By Andrew Calleja, Socialist Party Melbourne
During the euphoria that swept the Victorian Greens in the aftermath of the 2002 Yarra City council elections, incumbent Green councilors were at pains to explain that their party was progressive but with a capitalist ideology. It seemed that the Greens had become the party of many disaffected ALP voters.
Indeed Electrical Trades Union State Secretary Dean Mighell joined the party after years of ALP membership. By the Victorian State election later that year the Greens with a record membership had become popular enough to send a shudder through the ALP camp, with the loss of the seat of Richmond a reality. In the end the ALP retained Richmond but Gemma Pennell went within 900 votes of unseating Dick Wynne.
Move forward 18 months and Greens membership has stalled on the back of ALP resurgence and dissatisfaction with the way the party has handled itself in local government and other forms of public office. Dean Mighell is again a member of the ALP and the Green vote is expected to be steady rather than spectacular at the upcoming federal election.
The Greens greatest short fall in inner city Melbourne has been its lack of innovation in dealing with social issues. None more so then its response to the shortage of affordable accommodation. The Greens have buried their collective heads in the sand on this issue, possibly because of the perceived lack of votes in advocating for those most at risk of homelessness.
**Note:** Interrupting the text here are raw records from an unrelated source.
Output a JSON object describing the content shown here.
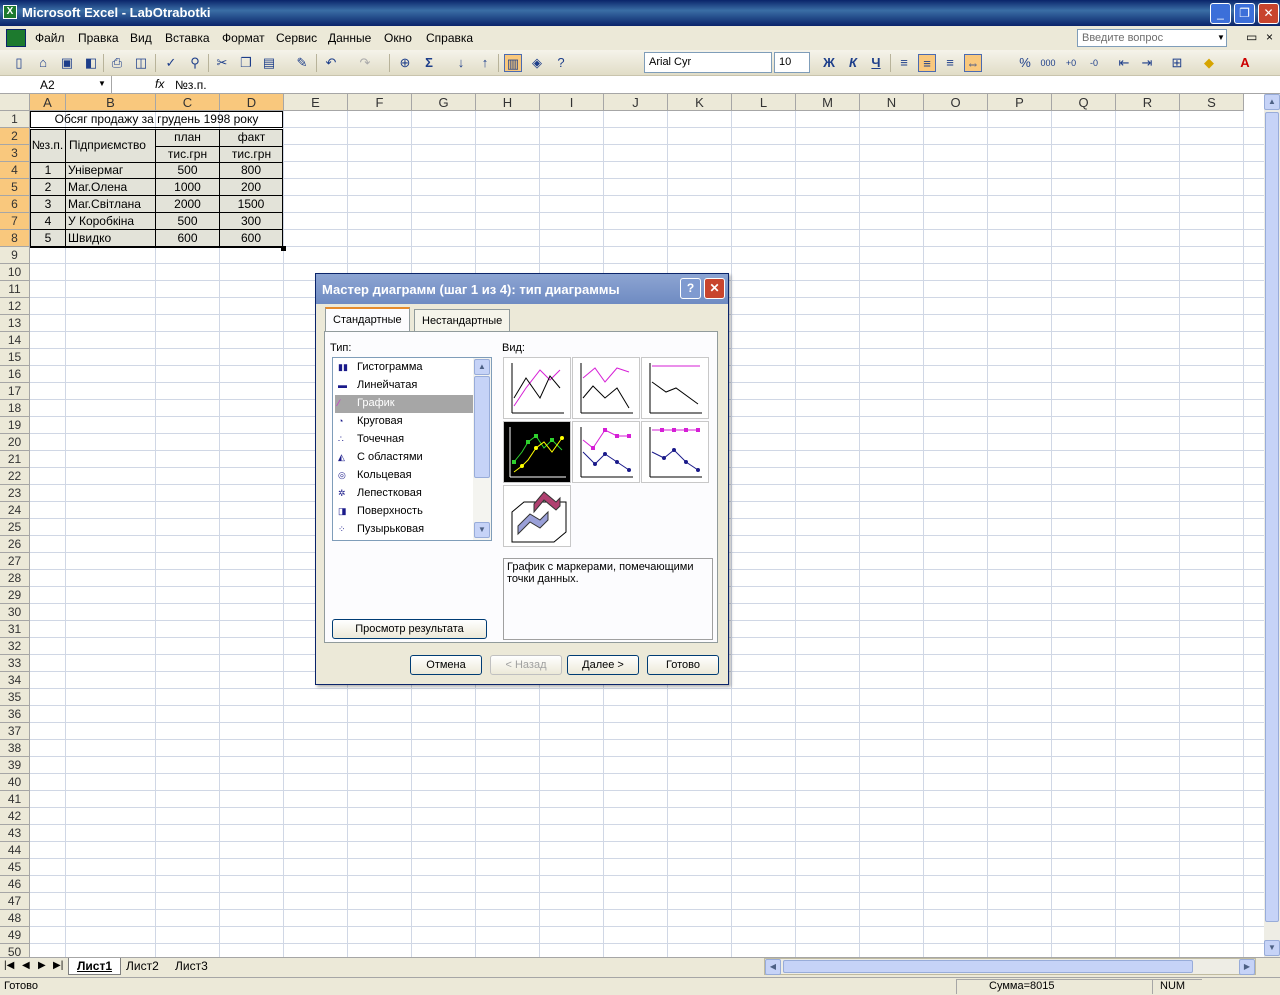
{
  "app": {
    "title": "Microsoft Excel - LabOtrabotki",
    "icon": "excel-icon"
  },
  "menu": [
    "Файл",
    "Правка",
    "Вид",
    "Вставка",
    "Формат",
    "Сервис",
    "Данные",
    "Окно",
    "Справка"
  ],
  "ask_placeholder": "Введите вопрос",
  "font": {
    "name": "Arial Cyr",
    "size": "10",
    "bold": "Ж",
    "italic": "К",
    "underline": "Ч"
  },
  "formula": {
    "cell": "A2",
    "fx": "fx",
    "value": "№з.п."
  },
  "columns": [
    "A",
    "B",
    "C",
    "D",
    "E",
    "F",
    "G",
    "H",
    "I",
    "J",
    "K",
    "L",
    "M",
    "N",
    "O",
    "P",
    "Q",
    "R",
    "S"
  ],
  "rows_count": 50,
  "sheet": {
    "title": "Обсяг продажу за грудень 1998 року",
    "hdr_num": "№з.п.",
    "hdr_ent": "Підприємство",
    "hdr_plan": "план",
    "hdr_fact": "факт",
    "unit": "тис.грн",
    "data": [
      [
        "1",
        "Універмаг",
        "500",
        "800"
      ],
      [
        "2",
        "Маг.Олена",
        "1000",
        "200"
      ],
      [
        "3",
        "Маг.Світлана",
        "2000",
        "1500"
      ],
      [
        "4",
        "У Коробкіна",
        "500",
        "300"
      ],
      [
        "5",
        "Швидко",
        "600",
        "600"
      ]
    ]
  },
  "tabs": [
    "Лист1",
    "Лист2",
    "Лист3"
  ],
  "status": {
    "ready": "Готово",
    "sum": "Сумма=8015",
    "num": "NUM"
  },
  "dialog": {
    "title": "Мастер диаграмм (шаг 1 из 4): тип диаграммы",
    "tab_std": "Стандартные",
    "tab_nonstd": "Нестандартные",
    "type_label": "Тип:",
    "view_label": "Вид:",
    "types": [
      "Гистограмма",
      "Линейчатая",
      "График",
      "Круговая",
      "Точечная",
      "С областями",
      "Кольцевая",
      "Лепестковая",
      "Поверхность",
      "Пузырьковая"
    ],
    "selected_type": "График",
    "description": "График с маркерами, помечающими точки данных.",
    "preview_btn": "Просмотр результата",
    "cancel": "Отмена",
    "back": "< Назад",
    "next": "Далее >",
    "finish": "Готово"
  }
}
Instead of lobbying the Commonwealth, or the state for greater public housing access, the Greens have been busily trying to divert the issue from the streets of inner city Melbourne. Their call to close down crisis accommodation centers such as Ozanam House, Hanover and Flagstaff in favor of regional centers reeks of seeking to put the problem out of sight and therefore out of the minds of inner city residents.
The support of a plan to extend park benches, put more lighting in public parks, provide public laundry facilities and install lockers with keys available from outreach workers is short sighted at best and lazy at worst.
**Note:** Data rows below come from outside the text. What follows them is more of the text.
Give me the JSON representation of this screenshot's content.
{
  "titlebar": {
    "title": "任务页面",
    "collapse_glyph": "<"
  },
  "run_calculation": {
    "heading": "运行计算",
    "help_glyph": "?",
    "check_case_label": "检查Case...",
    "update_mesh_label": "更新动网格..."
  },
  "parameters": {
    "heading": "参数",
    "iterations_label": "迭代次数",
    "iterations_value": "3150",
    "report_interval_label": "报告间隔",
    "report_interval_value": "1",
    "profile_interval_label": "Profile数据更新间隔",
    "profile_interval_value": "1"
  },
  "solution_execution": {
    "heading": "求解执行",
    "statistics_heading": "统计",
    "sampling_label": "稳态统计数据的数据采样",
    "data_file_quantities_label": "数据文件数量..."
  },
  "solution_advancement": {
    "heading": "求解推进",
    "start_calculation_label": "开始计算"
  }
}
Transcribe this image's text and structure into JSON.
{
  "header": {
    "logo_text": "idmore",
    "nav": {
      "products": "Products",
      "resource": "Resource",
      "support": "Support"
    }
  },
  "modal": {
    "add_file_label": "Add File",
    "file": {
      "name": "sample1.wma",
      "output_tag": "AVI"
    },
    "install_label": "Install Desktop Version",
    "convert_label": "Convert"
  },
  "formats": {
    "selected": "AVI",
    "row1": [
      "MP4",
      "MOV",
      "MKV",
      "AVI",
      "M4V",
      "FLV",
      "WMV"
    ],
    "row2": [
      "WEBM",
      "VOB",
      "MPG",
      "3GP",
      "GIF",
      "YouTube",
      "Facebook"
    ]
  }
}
Voters must critically analyse the underbelly of the progressive face that is the Greens and not give away any blank cheques at the upcoming federal election.